These big bruisers are one of the largest species of the genus Desmognathus, and are often seen in some of the roughest current areas of streams clinging to large rocks. Their attitude is something to be appreciated, as I've had several individuals nip at me when trying to extract them from a crevice for photos. This species gets its name for the dark gray belly, but adults can be extremely variable and are often confused with the Shovelnose Salamander (Desmognathus marmoratus). Shovelnose are much more aquatic than the Black-bellied and also exist in smaller order streams.

A view that I will miss, the Smoky Mountains are an amazing place. Later on the evening, I set off for a location in North Carolina that I purposely set aside for last. It is home to salamander species that I've wanted to see in the field for a long time, the Yonahlossee. On my way to the site, I happened to round a corner on a forest road in the NC mountains and saw this ahead of me.

Timber! I managed to swerve around this snake and pull off on the side of the road. This was an enexpected, but very welcome find as I don't get to see this species very often.

Timber Rattlesnake - Crotalus horridus

This was a fairly young Timber Rattlesnake, right around two feet in length. Though it is not protected in North Carolina, this species is experiencing declines statewide due to habitat loss, road mortality, and persecution by humans. If it had been any other motorist this snake would likely be dead, as many rural residents of NC routinely run these species over intentionally. It's a shame, as the Timber Rattlesnake is an integral part of many NC ecosystems. After shooting a few photos, we parted ways and I was off to my final stop of the trip. I arrived on a remote talus slope in the NC highlands around midnight, and began to scale the hillside with my headlamp on. It wasn't before long that I saw a sight that I've wanted to see for a long time.

 Yonahlossee Salamander - Plethodon yonahlossee

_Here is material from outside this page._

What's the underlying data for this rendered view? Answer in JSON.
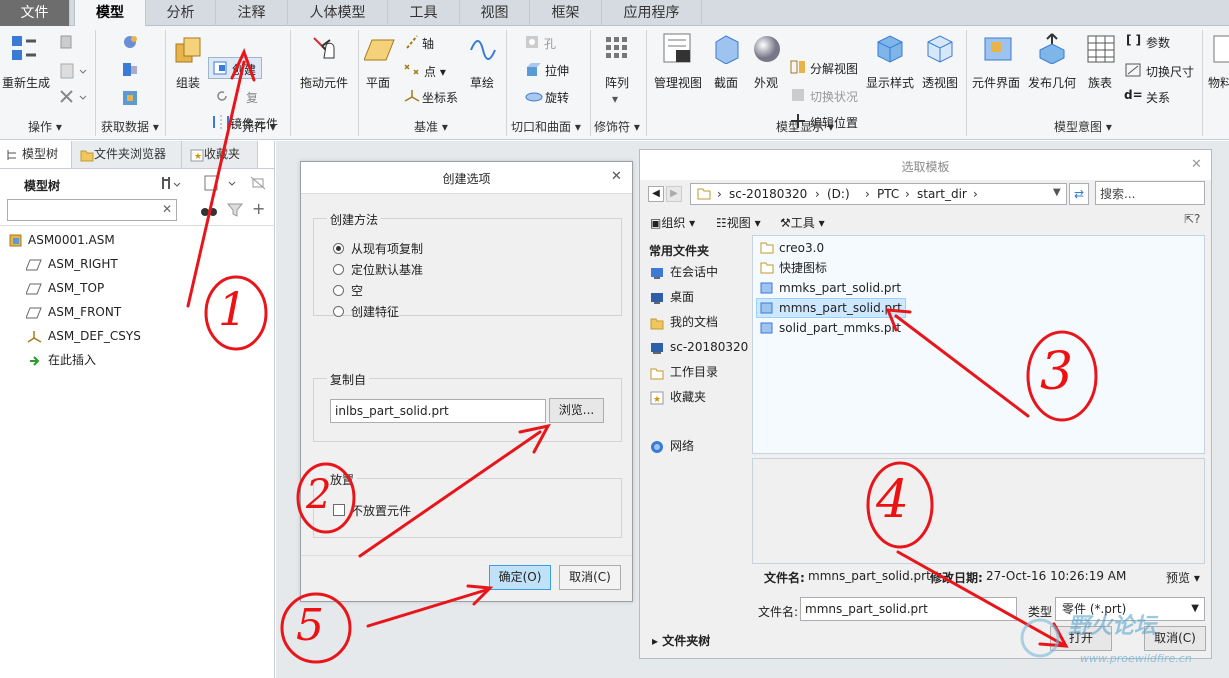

The Yonahlossee Salamander is an extremely large Plethodontid which is found only at high elevations in a few places in Tennessee, North Carolina, and Virginia. It prefers rich, forested slopes with talus and old windfalls where it emerges from a burrow at night to forage. First describes by E.R. Dunn in 1917, the species received its name from Yonahlossee Road near the original collection site in North Carolina. Yonahlossees are large for a Plethodontid, the individual above was easily seven inches in length, some attain even larger lengths. This was the only Yonahlossee I handled the entire night, I was content to watch the other dozen or so I saw on the prowl on a talus rock face.

Though my trip to the southern Appalachians was shorter than my trip last year, it provided with me with just as many memorable experiences and surprises as the year before. I just might have to make another trip down sometime to get one or two species that I'd still like to see. That's all for now, until next time, happy herping!